■ EXERCISE DETAILS ■
The records that appear below are to be restated word for word.

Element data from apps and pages

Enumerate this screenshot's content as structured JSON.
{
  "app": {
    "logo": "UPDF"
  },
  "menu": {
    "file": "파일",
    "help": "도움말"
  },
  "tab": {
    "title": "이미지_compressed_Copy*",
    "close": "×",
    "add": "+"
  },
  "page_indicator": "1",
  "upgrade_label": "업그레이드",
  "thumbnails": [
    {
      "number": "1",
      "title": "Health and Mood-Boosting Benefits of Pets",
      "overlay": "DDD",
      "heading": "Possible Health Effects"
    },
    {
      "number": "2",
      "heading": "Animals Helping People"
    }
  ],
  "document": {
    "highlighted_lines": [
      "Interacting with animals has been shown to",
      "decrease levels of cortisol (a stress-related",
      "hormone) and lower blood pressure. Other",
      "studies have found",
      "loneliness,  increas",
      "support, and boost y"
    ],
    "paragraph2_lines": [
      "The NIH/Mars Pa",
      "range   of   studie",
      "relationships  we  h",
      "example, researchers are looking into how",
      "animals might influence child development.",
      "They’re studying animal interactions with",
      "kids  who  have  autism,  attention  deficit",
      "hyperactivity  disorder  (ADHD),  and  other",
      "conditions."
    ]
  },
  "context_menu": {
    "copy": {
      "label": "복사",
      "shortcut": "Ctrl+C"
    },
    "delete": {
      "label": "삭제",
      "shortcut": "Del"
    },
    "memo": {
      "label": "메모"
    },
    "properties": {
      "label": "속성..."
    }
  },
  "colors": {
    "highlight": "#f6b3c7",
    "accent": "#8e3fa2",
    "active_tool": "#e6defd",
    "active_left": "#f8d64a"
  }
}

■ FINISHED EXERCISE ■
Enumerate this screenshot's content as structured JSON.
{
  "app": {
    "logo": "UPDF"
  },
  "menu": {
    "file": "파일",
    "help": "도움말"
  },
  "tab": {
    "title": "이미지_compressed_Copy*",
    "close": "×",
    "add": "+"
  },
  "page_indicator": "1",
  "upgrade_label": "업그레이드",
  "thumbnails": [
    {
      "number": "1",
      "title": "Health and Mood-Boosting Benefits of Pets",
      "overlay": "DDD",
      "heading": "Possible Health Effects"
    },
    {
      "number": "2",
      "heading": "Animals Helping People"
    }
  ],
  "document": {
    "highlighted_lines": [
      "Interacting with animals has been shown to",
      "decrease levels of cortisol (a stress-related",
      "hormone) and lower blood pressure. Other",
      "studies have found",
      "loneliness,  increas",
      "support, and boost y"
    ],
    "paragraph2_lines": [
      "The NIH/Mars Pa",
      "range   of   studie",
      "relationships  we  h",
      "example, researchers are looking into how",
      "animals might influence child development.",
      "They’re studying animal interactions with",
      "kids  who  have  autism,  attention  deficit",
      "hyperactivity  disorder  (ADHD),  and  other",
      "conditions."
    ]
  },
  "context_menu": {
    "copy": {
      "label": "복사",
      "shortcut": "Ctrl+C"
    },
    "delete": {
      "label": "삭제",
      "shortcut": "Del"
    },
    "memo": {
      "label": "메모"
    },
    "properties": {
      "label": "속성..."
    }
  },
  "colors": {
    "highlight": "#f6b3c7",
    "accent": "#8e3fa2",
    "active_tool": "#e6defd",
    "active_left": "#f8d64a"
  }
}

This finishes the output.